If you like biography movies because they teach you about how people lived in the old days, this is also a film to be avoided because the total footage that is shown that is supposed to take place before the last year of Cobb's life is less than five minutes. If you want to see how realistic the baseball scenes areforget it. Not counting the "newsreel" you see one at bat by Cobb, a double, and two stolen bases, each ending with a kick to the crotch with the second followed by a donnybrook. This is not a film about the life of this famous ballplayer, it is a film about several months near the end of his life with almost no time devoted to telling you about all the things he did in his life.
Even in that one baseball game that is depicted, we see no interaction between Cobb and his teammatesnot even a view of a clubhouse.
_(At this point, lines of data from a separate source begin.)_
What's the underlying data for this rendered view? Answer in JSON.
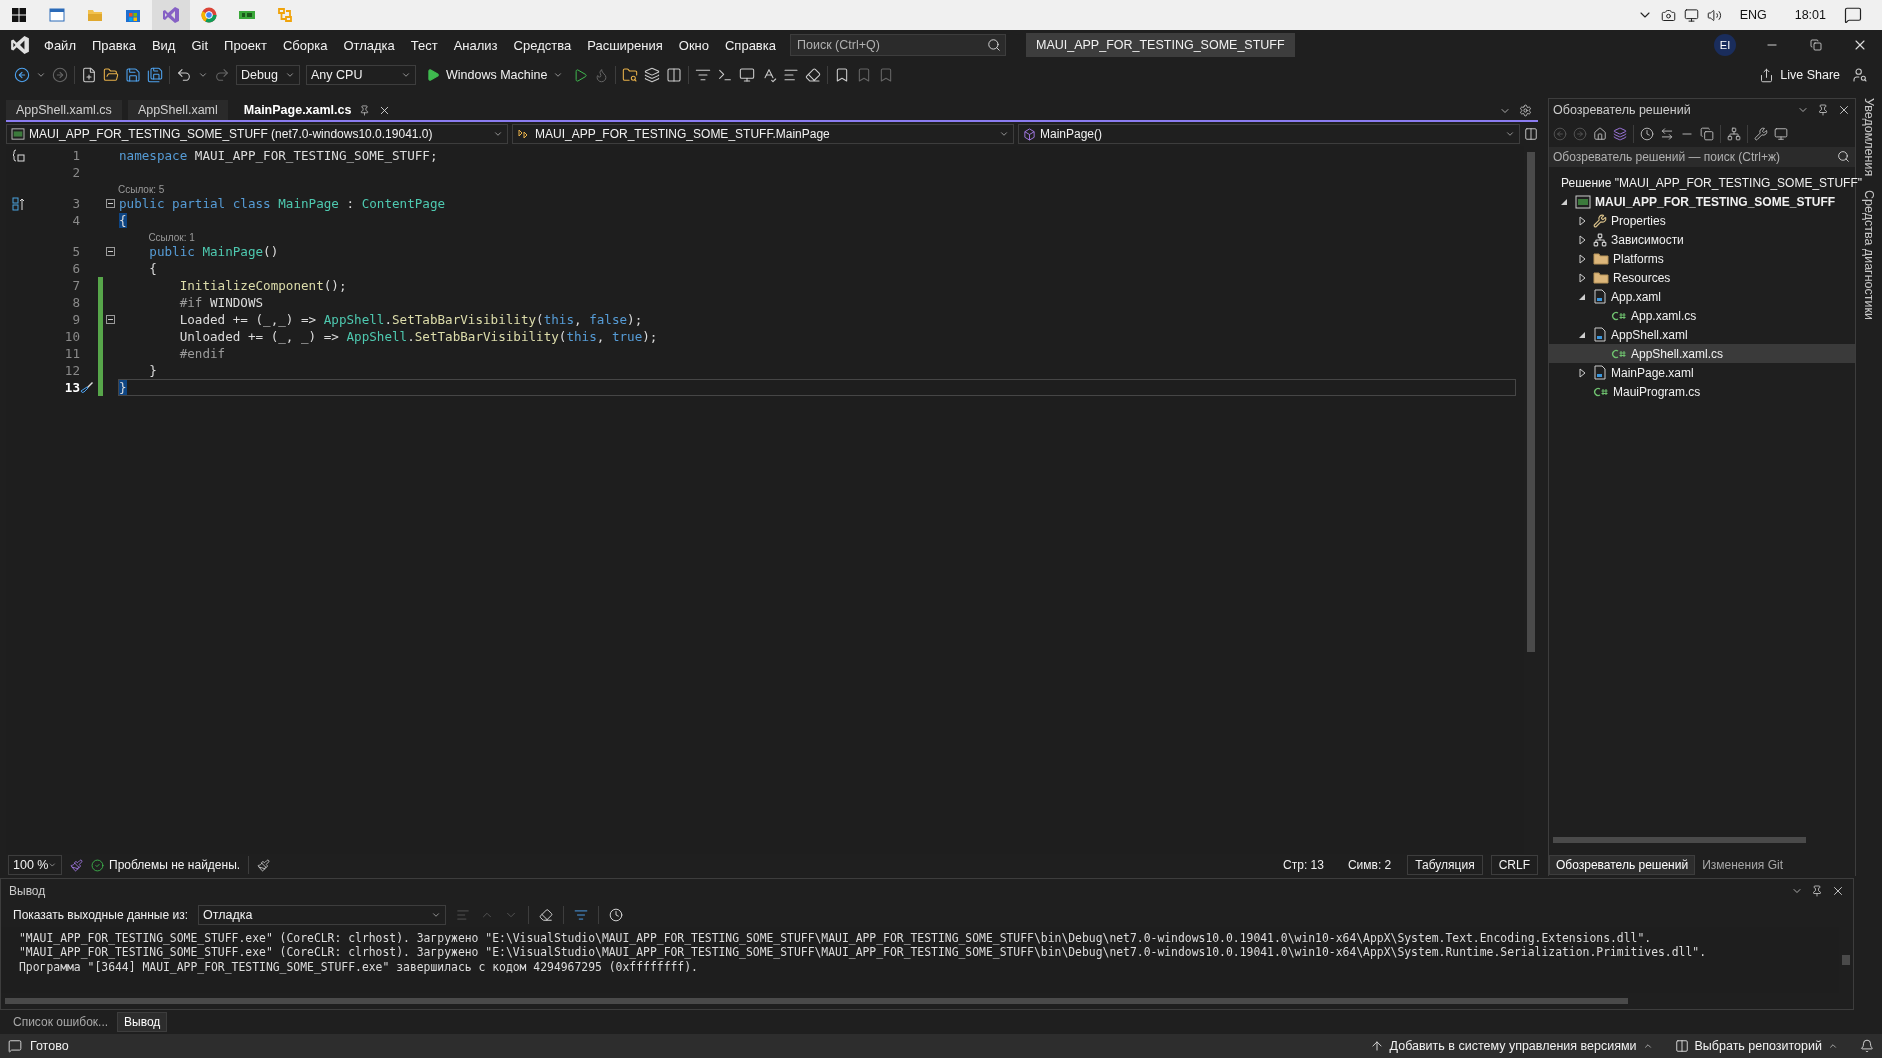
{
  "taskbar": {
    "language": "ENG",
    "time": "18:01"
  },
  "menu_bar": {
    "items": [
      "Файл",
      "Правка",
      "Вид",
      "Git",
      "Проект",
      "Сборка",
      "Отладка",
      "Тест",
      "Анализ",
      "Средства",
      "Расширения",
      "Окно",
      "Справка"
    ],
    "search": {
      "placeholder": "Поиск (Ctrl+Q)"
    },
    "solution_name": "MAUI_APP_FOR_TESTING_SOME_STUFF",
    "account_initials": "EI"
  },
  "toolbar": {
    "configuration": "Debug",
    "platform": "Any CPU",
    "run_target": "Windows Machine",
    "live_share": "Live Share"
  },
  "document_tabs": [
    {
      "label": "AppShell.xaml.cs",
      "selected": false
    },
    {
      "label": "AppShell.xaml",
      "selected": false
    },
    {
      "label": "MainPage.xaml.cs",
      "selected": true
    }
  ],
  "navigation_bar": {
    "project": "MAUI_APP_FOR_TESTING_SOME_STUFF (net7.0-windows10.0.19041.0)",
    "type": "MAUI_APP_FOR_TESTING_SOME_STUFF.MainPage",
    "member": "MainPage()"
  },
  "code": {
    "lines": [
      {
        "number": "1",
        "changed": false,
        "fold": false,
        "current": false,
        "tokens": [
          {
            "kind": "keyword",
            "t": "namespace"
          },
          {
            "kind": "plain",
            "t": " MAUI_APP_FOR_TESTING_SOME_STUFF;"
          }
        ]
      },
      {
        "number": "2",
        "changed": false,
        "fold": false,
        "current": false
      },
      {
        "number": "3",
        "codelens": "Ссылок: 5",
        "changed": false,
        "fold": true,
        "current": false,
        "tokens": [
          {
            "kind": "keyword",
            "t": "public partial class "
          },
          {
            "kind": "type",
            "t": "MainPage"
          },
          {
            "kind": "plain",
            "t": " : "
          },
          {
            "kind": "type",
            "t": "ContentPage"
          }
        ]
      },
      {
        "number": "4",
        "changed": false,
        "fold": false,
        "current": false,
        "tokens": [
          {
            "kind": "match",
            "t": "{"
          }
        ]
      },
      {
        "number": "5",
        "codelens": "Ссылок: 1",
        "changed": false,
        "fold": true,
        "current": false,
        "tokens": [
          {
            "kind": "keyword",
            "t": "    public "
          },
          {
            "kind": "type",
            "t": "MainPage"
          },
          {
            "kind": "plain",
            "t": "()"
          }
        ]
      },
      {
        "number": "6",
        "changed": false,
        "fold": false,
        "current": false,
        "tokens": [
          {
            "kind": "plain",
            "t": "    {"
          }
        ]
      },
      {
        "number": "7",
        "changed": true,
        "fold": false,
        "current": false,
        "tokens": [
          {
            "kind": "method",
            "t": "        InitializeComponent"
          },
          {
            "kind": "plain",
            "t": "();"
          }
        ]
      },
      {
        "number": "8",
        "changed": true,
        "fold": false,
        "current": false,
        "tokens": [
          {
            "kind": "preproc",
            "t": "        #if"
          },
          {
            "kind": "plain",
            "t": " WINDOWS"
          }
        ]
      },
      {
        "number": "9",
        "changed": true,
        "fold": true,
        "current": false,
        "tokens": [
          {
            "kind": "plain",
            "t": "        Loaded += (_,_) => "
          },
          {
            "kind": "type",
            "t": "AppShell"
          },
          {
            "kind": "plain",
            "t": "."
          },
          {
            "kind": "method",
            "t": "SetTabBarVisibility"
          },
          {
            "kind": "plain",
            "t": "("
          },
          {
            "kind": "keyword",
            "t": "this"
          },
          {
            "kind": "plain",
            "t": ", "
          },
          {
            "kind": "keyword",
            "t": "false"
          },
          {
            "kind": "plain",
            "t": ");"
          }
        ]
      },
      {
        "number": "10",
        "changed": true,
        "fold": false,
        "current": false,
        "tokens": [
          {
            "kind": "plain",
            "t": "        Unloaded += (_, _) => "
          },
          {
            "kind": "type",
            "t": "AppShell"
          },
          {
            "kind": "plain",
            "t": "."
          },
          {
            "kind": "method",
            "t": "SetTabBarVisibility"
          },
          {
            "kind": "plain",
            "t": "("
          },
          {
            "kind": "keyword",
            "t": "this"
          },
          {
            "kind": "plain",
            "t": ", "
          },
          {
            "kind": "keyword",
            "t": "true"
          },
          {
            "kind": "plain",
            "t": ");"
          }
        ]
      },
      {
        "number": "11",
        "changed": true,
        "fold": false,
        "current": false,
        "tokens": [
          {
            "kind": "preproc",
            "t": "        #endif"
          }
        ]
      },
      {
        "number": "12",
        "changed": true,
        "fold": false,
        "current": false,
        "tokens": [
          {
            "kind": "plain",
            "t": "    }"
          }
        ]
      },
      {
        "number": "13",
        "changed": true,
        "fold": false,
        "current": true,
        "tokens": [
          {
            "kind": "match",
            "t": "}"
          }
        ]
      }
    ]
  },
  "editor_status": {
    "zoom": "100 %",
    "issues": "Проблемы не найдены.",
    "line": "Стр: 13",
    "column": "Симв: 2",
    "indent": "Табуляция",
    "line_ending": "CRLF"
  },
  "solution_explorer": {
    "title": "Обозреватель решений",
    "search": {
      "placeholder": "Обозреватель решений — поиск (Ctrl+ж)"
    },
    "tree": [
      {
        "label": "Решение \"MAUI_APP_FOR_TESTING_SOME_STUFF\"",
        "kind": "solution",
        "selected": false
      },
      {
        "label": "MAUI_APP_FOR_TESTING_SOME_STUFF",
        "kind": "project",
        "selected": false,
        "expanded": true,
        "children": [
          {
            "label": "Properties",
            "kind": "properties",
            "selected": false,
            "expanded": false
          },
          {
            "label": "Зависимости",
            "kind": "dependencies",
            "selected": false,
            "expanded": false
          },
          {
            "label": "Platforms",
            "kind": "folder",
            "selected": false,
            "expanded": false
          },
          {
            "label": "Resources",
            "kind": "folder",
            "selected": false,
            "expanded": false
          },
          {
            "label": "App.xaml",
            "kind": "xaml",
            "selected": false,
            "expanded": true,
            "children": [
              {
                "label": "App.xaml.cs",
                "kind": "csharp",
                "selected": false
              }
            ]
          },
          {
            "label": "AppShell.xaml",
            "kind": "xaml",
            "selected": false,
            "expanded": true,
            "children": [
              {
                "label": "AppShell.xaml.cs",
                "kind": "csharp",
                "selected": true
              }
            ]
          },
          {
            "label": "MainPage.xaml",
            "kind": "xaml",
            "selected": false,
            "expanded": false
          },
          {
            "label": "MauiProgram.cs",
            "kind": "csharp",
            "selected": false
          }
        ]
      }
    ],
    "tabs": [
      {
        "label": "Обозреватель решений",
        "selected": true
      },
      {
        "label": "Изменения Git",
        "selected": false
      }
    ]
  },
  "output": {
    "title": "Вывод",
    "source_label": "Показать выходные данные из:",
    "source": "Отладка",
    "lines": [
      "\"MAUI_APP_FOR_TESTING_SOME_STUFF.exe\" (CoreCLR: clrhost). Загружено \"E:\\VisualStudio\\MAUI_APP_FOR_TESTING_SOME_STUFF\\MAUI_APP_FOR_TESTING_SOME_STUFF\\bin\\Debug\\net7.0-windows10.0.19041.0\\win10-x64\\AppX\\System.Text.Encoding.Extensions.dll\".",
      "\"MAUI_APP_FOR_TESTING_SOME_STUFF.exe\" (CoreCLR: clrhost). Загружено \"E:\\VisualStudio\\MAUI_APP_FOR_TESTING_SOME_STUFF\\MAUI_APP_FOR_TESTING_SOME_STUFF\\bin\\Debug\\net7.0-windows10.0.19041.0\\win10-x64\\AppX\\System.Runtime.Serialization.Primitives.dll\".",
      "Программа \"[3644] MAUI_APP_FOR_TESTING_SOME_STUFF.exe\" завершилась с кодом 4294967295 (0xffffffff)."
    ]
  },
  "bottom_tabs": [
    {
      "label": "Список ошибок...",
      "selected": false
    },
    {
      "label": "Вывод",
      "selected": true
    }
  ],
  "status_bar": {
    "state": "Готово",
    "add_to_source_control": "Добавить в систему управления версиями",
    "select_repository": "Выбрать репозиторий"
  },
  "side_strip": [
    "Уведомления",
    "Средства диагностики"
  ]
}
We see no manager of the Tigersindeed, we never learn from this film that Cobb managed the Tigers for 6 years. A large part of Cobb's autobiography, the one he hired Stump to help him write, deals with Cobb's ongoing disputes with Tiger owner Frank Navin. There is no mention of Navin in this film. While Babe Ruth was mentioned, there were no scenes showing Cobb and Ruth on the baseball field, or in a hotel room, or playing golf together as they did. Perhaps they couldn't find an actor who looked anything like the Babe. Check thatafter all, Tommy Lee Jones doesn't look anything like Ty Cobb and that didn't stop them.
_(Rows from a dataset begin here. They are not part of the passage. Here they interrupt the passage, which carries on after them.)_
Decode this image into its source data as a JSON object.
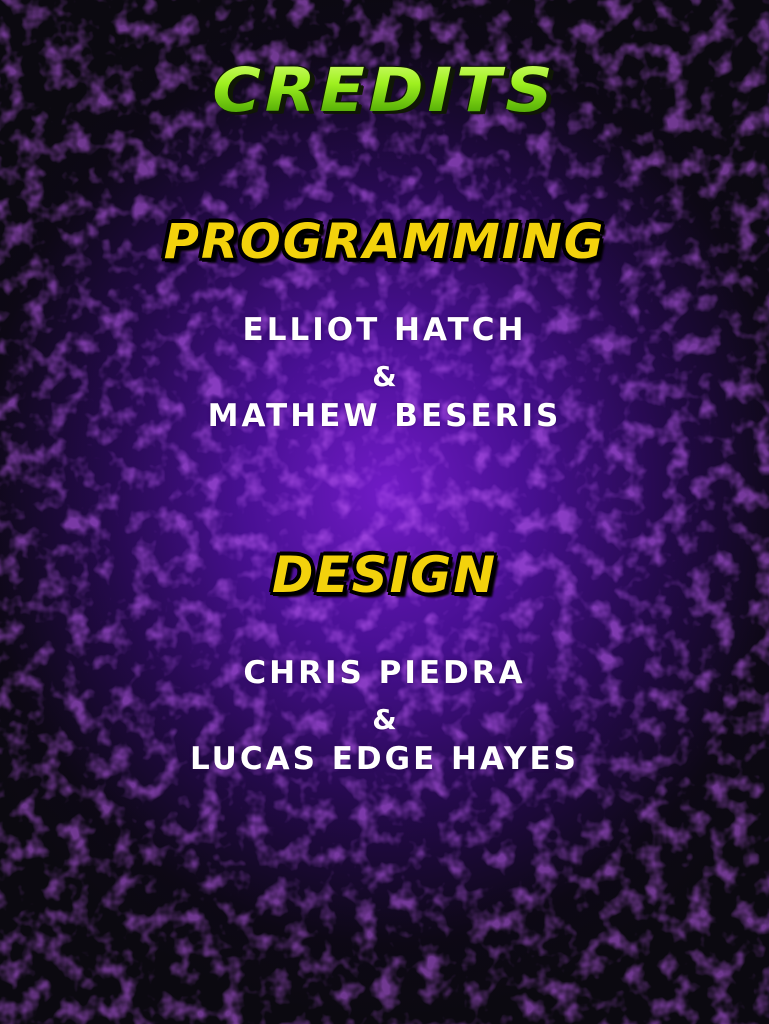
{
  "screen": {
    "title": "CREDITS"
  },
  "sections": [
    {
      "heading": "PROGRAMMING",
      "lines": [
        "ELLIOT HATCH",
        "&",
        "MATHEW BESERIS"
      ]
    },
    {
      "heading": "DESIGN",
      "lines": [
        "CHRIS PIEDRA",
        "&",
        "LUCAS EDGE HAYES"
      ]
    }
  ],
  "colors": {
    "title_green": "#8fe01e",
    "heading_yellow": "#f3d20c",
    "name_white": "#ffffff",
    "background_purple": "#5c12be"
  }
}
What we have is a movie with much more cursing than necessary to set the mood, and for no particular reason, there was even a quasi-sex scene that seemed designed just to convince you even more that Cobb was a nasty old man. We know his family found him hard to get along with, but throughout his life he was polite in public and obliging to autograph seekers and others who visited him, especially if they wanted to talk about baseball. This film doesn't even suggest that he was ever nice to anyone.
If you have read other sources and know about the real Cobb, you know this movie is almost 100% concocted by the fantasies of Al Stump. If you knew little about this baseball great and believe anything you saw, you know less about him than you did before. Three times or more they declare that Cobb invented the style of baseball that featured aggressive base running and stealing bases and more, even though that is totally false.
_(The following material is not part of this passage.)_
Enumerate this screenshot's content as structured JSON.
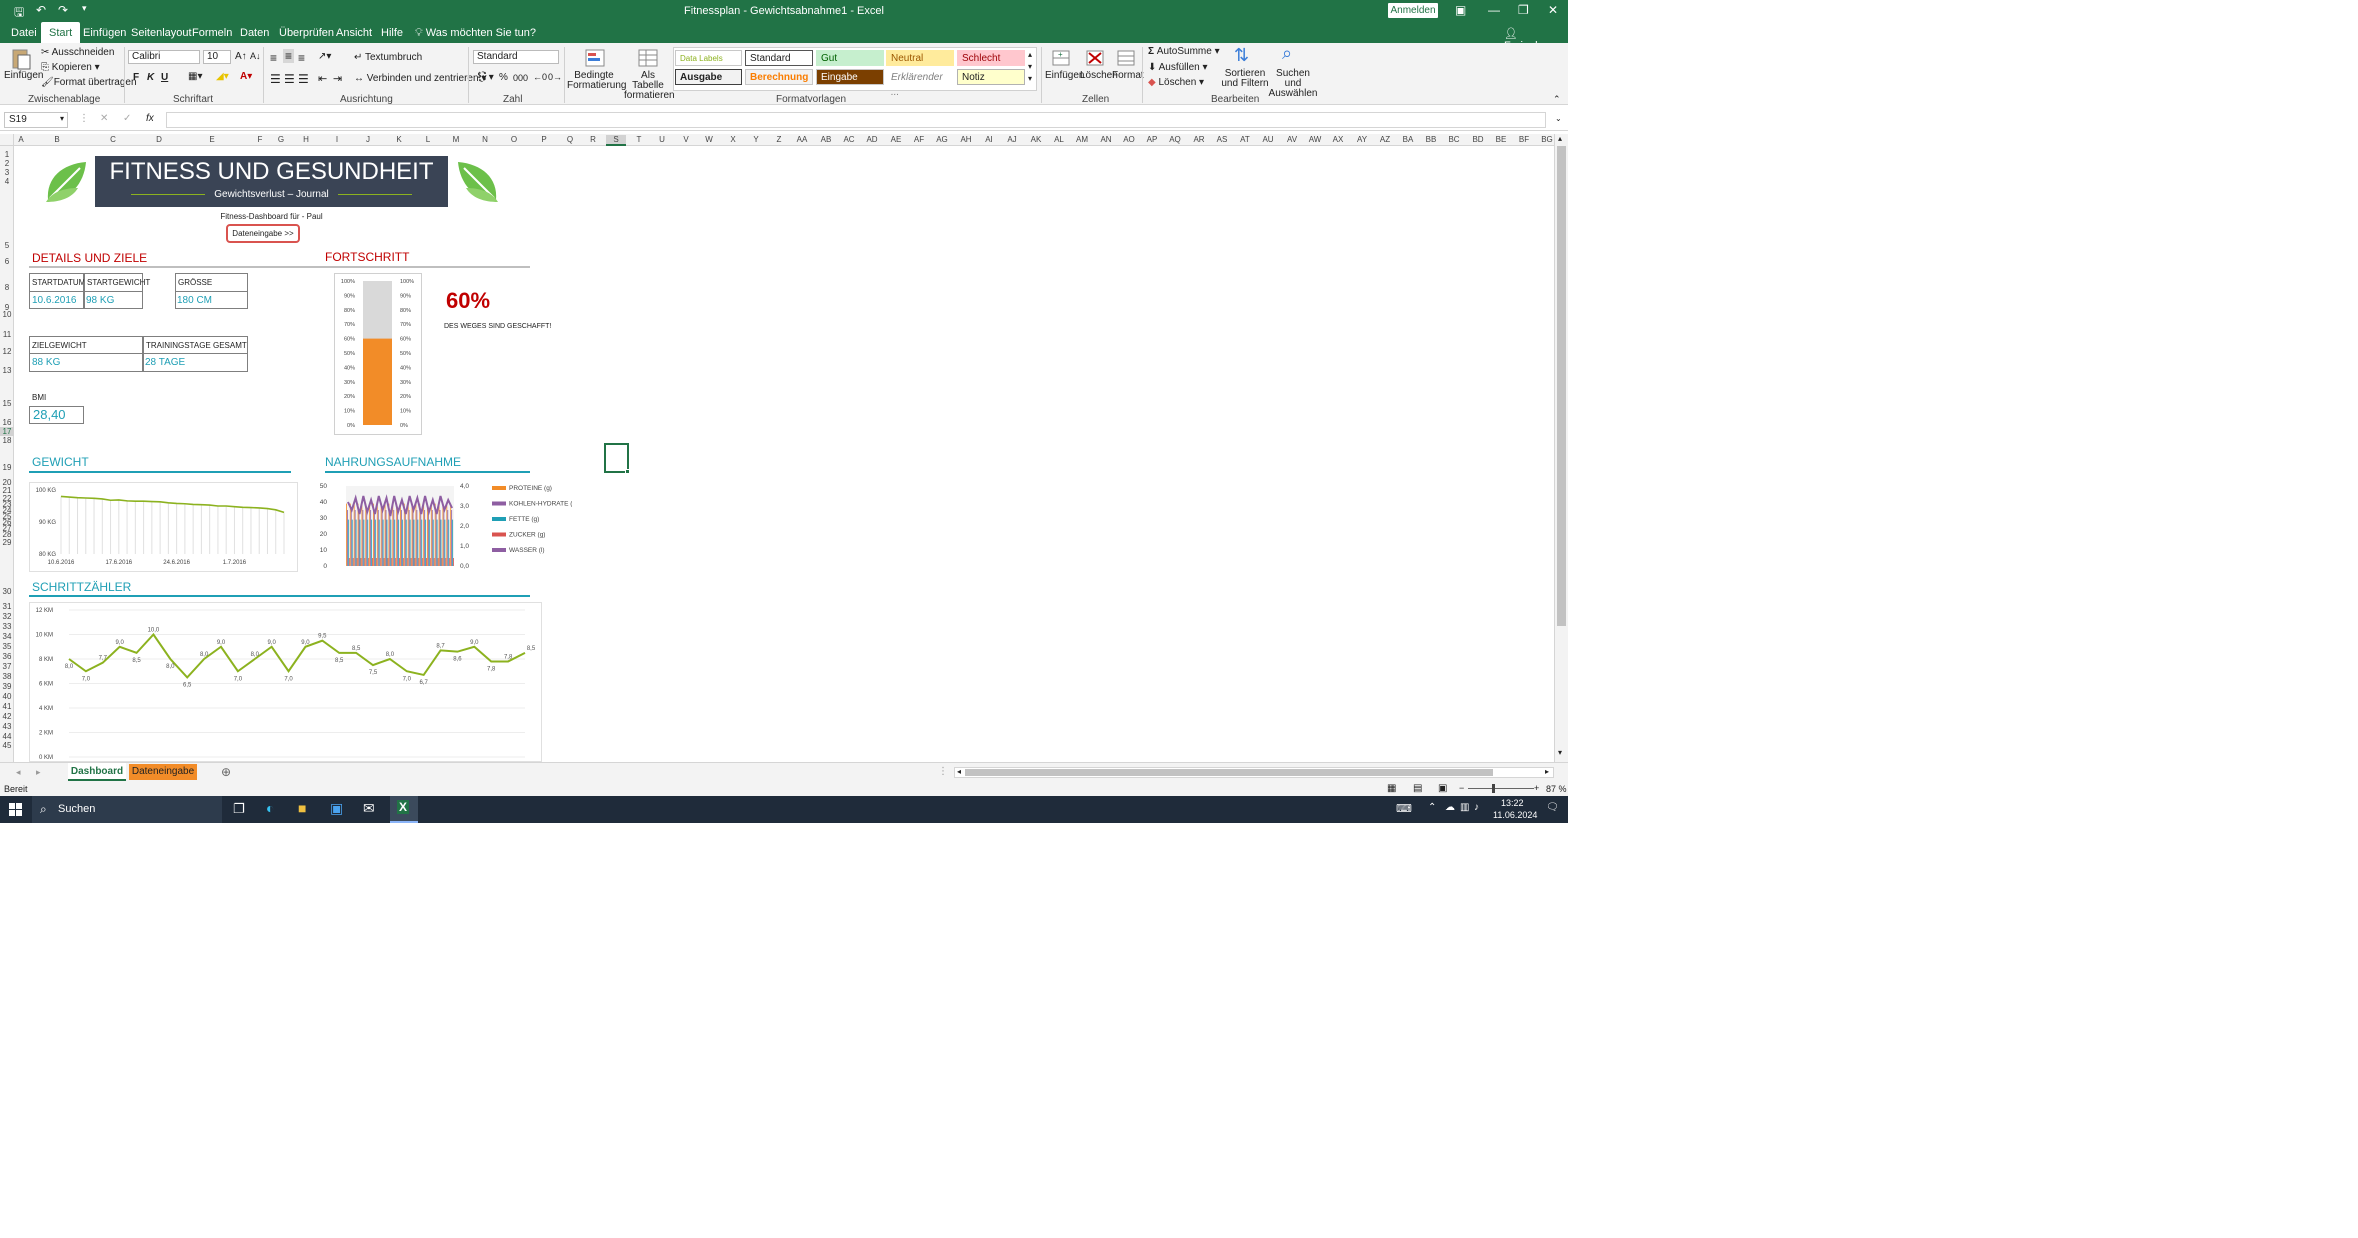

With the simple title of "Cobb," any viewer would expect it to be about the man's whole lifeor at least a large part of it, perhaps even the parts that made him famous. Another possible title that would have been more accurate is: "Cobbten months at the end of his life." As a fictional film this was a dreadfully boring show about a two-bit writer and a nasty old man who seemed like a lunatic. Full of excessive cussing and devoid of any reason to like either character, it would rate a 3 out of 10. But because it claims to portray a very real man and depicts someone far, far different from the real person, complete with a made-up memory scene of how Cobb's father diedone that Ty could not have told Stump because 1) it didn't happen that way at all, and 2) because Ty wasn't there at the timeI find this film rather offensive. So I give it the lowest score allowed herea one.